Called to meet our Afghan neighbors with SAFE
Sandra Hoeser, an affiliate with FSPA, served Afghan refugees last September as a volunteer at Wisconsin's Fort McCoy. Photo credit: Barbara Davidson/AP/Shutterstock.
They are health care providers. They are education professionals. And they are people who have fled humanitarian and environmental violence waged against them in Afghanistan: those among the more than 70,000 Afghan evacuees expected to resettle in the United States under humanitarian parole in 2021. Humanitarian parole is defined by the United States Citizenship and Immigration Services as an allowance for individuals “who may be inadmissible or otherwise ineligible for admission into the United States for a temporary period for urgent humanitarian reasons or significant public benefit.”
Mobilized to meet them in the U.S. with more than relief of immediate human need is the International Rescue Committee: an organization missioned “to help people whose lives are shattered by conflict and disaster to recover and gain control of their futures.” Through its Center for Economic Opportunity, IRC has launched the Support for Afghan Financial Empowerment Initiative — assistance for Afghan refugees as they begin the arduous path to economic stability in new communities across the U.S. More specifically SAFE is “a nationwide, evidence-based, practical initiative designed to help the 70,000+ Afghan humanitarian parolees,” half of whom are women, “build a financial foundation in their neighborhoods by offering linguistic and culturally-appropriate education and counseling and access to free financing.”
“Many times when guests come to this country,” says Kasra Movahedi, executive director of IRC’s Center for Economic Opportunity, “they have training/gifts from their home countries that aren’t immediately recognized in the U.S.” SAFE is a three-year project uniquely positioned to help our new Afghan neighbors invest in themselves and their new America communities. The initiative provides tools to translate work experience from abroad to economic sustainability in the U.S. “SAFE is an unprecedented program that will support more than 70,000 guests from Afghanistan,” says Kasra, “potentially doubling IRC’s clients; a hugely significant initiative to undertake.”
With SAFE, services will be available nationally through a hybrid model that includes community-based walk-in services in key locations as well as web portal access populated with language-specific resources — information spelled out in Dari and Pashto. SAFE provisions include:
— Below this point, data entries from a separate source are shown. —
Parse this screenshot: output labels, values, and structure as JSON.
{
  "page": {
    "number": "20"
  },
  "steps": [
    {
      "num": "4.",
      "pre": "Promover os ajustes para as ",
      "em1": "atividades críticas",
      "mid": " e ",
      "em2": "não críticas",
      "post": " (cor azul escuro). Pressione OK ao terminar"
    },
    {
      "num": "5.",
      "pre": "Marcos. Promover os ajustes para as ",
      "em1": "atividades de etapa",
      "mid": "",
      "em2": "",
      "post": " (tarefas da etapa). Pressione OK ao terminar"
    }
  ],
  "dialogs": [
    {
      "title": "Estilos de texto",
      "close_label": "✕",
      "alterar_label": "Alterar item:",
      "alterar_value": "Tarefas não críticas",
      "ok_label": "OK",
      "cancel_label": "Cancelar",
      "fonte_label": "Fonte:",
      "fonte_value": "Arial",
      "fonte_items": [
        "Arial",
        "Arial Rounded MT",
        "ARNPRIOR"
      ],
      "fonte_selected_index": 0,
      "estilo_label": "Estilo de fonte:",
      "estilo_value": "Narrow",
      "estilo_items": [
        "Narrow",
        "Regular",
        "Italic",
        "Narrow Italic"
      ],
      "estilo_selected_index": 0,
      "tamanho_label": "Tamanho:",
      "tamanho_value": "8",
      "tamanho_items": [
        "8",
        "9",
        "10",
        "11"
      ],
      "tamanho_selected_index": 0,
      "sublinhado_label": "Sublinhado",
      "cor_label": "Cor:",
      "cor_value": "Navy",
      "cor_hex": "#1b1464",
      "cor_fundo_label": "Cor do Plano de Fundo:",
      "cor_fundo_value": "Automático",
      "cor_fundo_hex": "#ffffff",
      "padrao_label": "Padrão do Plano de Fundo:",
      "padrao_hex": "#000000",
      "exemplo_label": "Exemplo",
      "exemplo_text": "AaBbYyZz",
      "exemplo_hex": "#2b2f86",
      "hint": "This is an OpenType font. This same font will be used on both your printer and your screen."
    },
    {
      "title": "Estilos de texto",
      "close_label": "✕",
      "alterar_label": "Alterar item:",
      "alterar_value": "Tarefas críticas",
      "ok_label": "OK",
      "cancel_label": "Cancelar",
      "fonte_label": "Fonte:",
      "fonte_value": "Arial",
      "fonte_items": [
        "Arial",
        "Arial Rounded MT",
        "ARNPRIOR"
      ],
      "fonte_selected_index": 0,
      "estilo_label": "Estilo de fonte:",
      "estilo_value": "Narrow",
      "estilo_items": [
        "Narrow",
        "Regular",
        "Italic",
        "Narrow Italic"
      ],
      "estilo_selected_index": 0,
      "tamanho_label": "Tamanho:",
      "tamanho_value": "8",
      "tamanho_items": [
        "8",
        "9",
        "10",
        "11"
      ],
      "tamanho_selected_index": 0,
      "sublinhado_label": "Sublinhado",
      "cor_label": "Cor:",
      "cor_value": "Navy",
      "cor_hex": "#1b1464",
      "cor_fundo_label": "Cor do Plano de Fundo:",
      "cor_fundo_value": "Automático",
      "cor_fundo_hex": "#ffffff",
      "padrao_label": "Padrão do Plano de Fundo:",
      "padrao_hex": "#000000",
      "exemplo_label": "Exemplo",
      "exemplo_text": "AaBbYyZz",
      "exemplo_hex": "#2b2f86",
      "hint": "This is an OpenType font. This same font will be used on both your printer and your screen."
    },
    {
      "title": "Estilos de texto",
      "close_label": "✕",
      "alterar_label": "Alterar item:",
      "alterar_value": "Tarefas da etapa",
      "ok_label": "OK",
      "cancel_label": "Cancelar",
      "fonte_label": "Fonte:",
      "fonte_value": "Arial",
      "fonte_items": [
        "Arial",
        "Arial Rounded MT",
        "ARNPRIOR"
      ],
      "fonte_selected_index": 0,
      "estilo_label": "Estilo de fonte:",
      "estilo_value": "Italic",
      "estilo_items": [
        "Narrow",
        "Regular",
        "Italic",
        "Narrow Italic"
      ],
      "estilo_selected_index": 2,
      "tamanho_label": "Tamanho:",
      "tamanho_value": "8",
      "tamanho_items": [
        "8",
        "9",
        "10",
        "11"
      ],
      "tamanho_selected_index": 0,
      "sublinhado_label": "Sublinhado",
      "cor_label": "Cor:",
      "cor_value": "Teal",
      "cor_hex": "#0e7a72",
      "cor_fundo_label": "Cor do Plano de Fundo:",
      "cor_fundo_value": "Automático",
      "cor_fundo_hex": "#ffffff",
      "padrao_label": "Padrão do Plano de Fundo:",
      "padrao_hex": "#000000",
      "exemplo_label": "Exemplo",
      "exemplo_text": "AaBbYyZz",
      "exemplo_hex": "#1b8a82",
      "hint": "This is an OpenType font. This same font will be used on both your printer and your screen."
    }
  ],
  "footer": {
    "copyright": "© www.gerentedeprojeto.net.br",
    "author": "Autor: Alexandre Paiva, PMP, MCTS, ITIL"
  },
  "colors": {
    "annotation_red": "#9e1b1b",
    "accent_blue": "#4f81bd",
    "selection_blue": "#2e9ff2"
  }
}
- A dedicated, in-language web portal that serves as a one-stop-shop to access all SAFE services and resources and, critically, is accessible to Afghan families no matter where they ultimately resettle in the U.S.
- Culturally-responsive, in-language financial capability services including financial education and coaching to ensure that these vulnerable, linguistically-isolated households who have limited to no understanding of American banking and financial systems are able to begin to build a solid financial foundation in their new home.
- A $10 million loan fund that will offer 0% APR auto, education, immigration and personal loans — alongside financial education and 1:1 financial coaching — to eligible Afghan households.
These SAFE measures will complement the core resettlement and workforce development services provided by refugee-serving agencies during these families’ first months in America. SAFE is projected to reach at least 50% of Afghans arriving as a part of the 2021 evacuation efforts.
Upholding the commitment to relationships proclaimed at FSPA’s 2018 Mission Assembly, one moving us to build bridges of relationships that stretch us to be people of encounter who stand with all suffering in our Earth Community, FSPA invested in the IRC and SAFE with $250,000. It is an investment that will measurably impact these relationships and the financial capability services provided to affect the social and environmental landscape of our ever-changing world.
Franciscan Sister of Perpetual Adoration Eileen McKenzie expands upon our charge to go out and meet our Afghan neighbors with SAFE.
“The FSPA response to the 2021 Afghanistan crisis, which brought thousands of refugees to Fort McCoy, Wisconsin, was one of prayer and action. In our Adoration Chapel and in the compassionate response of sisters, affiliates and partners in mission on staff,
we engaged with hope for healing, peace and justice. Franciscan Sister of Perpetual Adoration Laura Nettles' coordination service was pivotal at the local and national level, and we all responded in the ways we could at the time with what we had. We aimed to impact the transition of our Afghan brothers and sisters from refugees to neighbors. We knew that resettlement, cultural adaptation and financial literacy would be ongoing challenges long after the news stopped covering the crisis. We wanted to be sure to support their transition after they left the La Crosse area. That is why we chose to invest in the IRC SAFE Initiative, a program designed to address their unique challenges of resettlement, including financial access to education, transportation, immigration processes and other needs.”
For more information about SAFE, visit irc-ceo.org.
Prayer for Migrants, Refugees and Asylum Seekers
God, no one is stranger to you
And no one is ever far from your loving care.
In your kindness watch over migrants, refugees and asylum seekers,
Those separated from their loved ones,
Those who are lost
And those who have been exiled from their homes.
Bring them safely to the place where they long to be,
And help us always to show your kindness to strangers
And those in need.
We ask this through Christ our Lord,
Who too was a refugee and migrant
Who traveled to another land
Searching for a home.
(Source: Nouwen Network)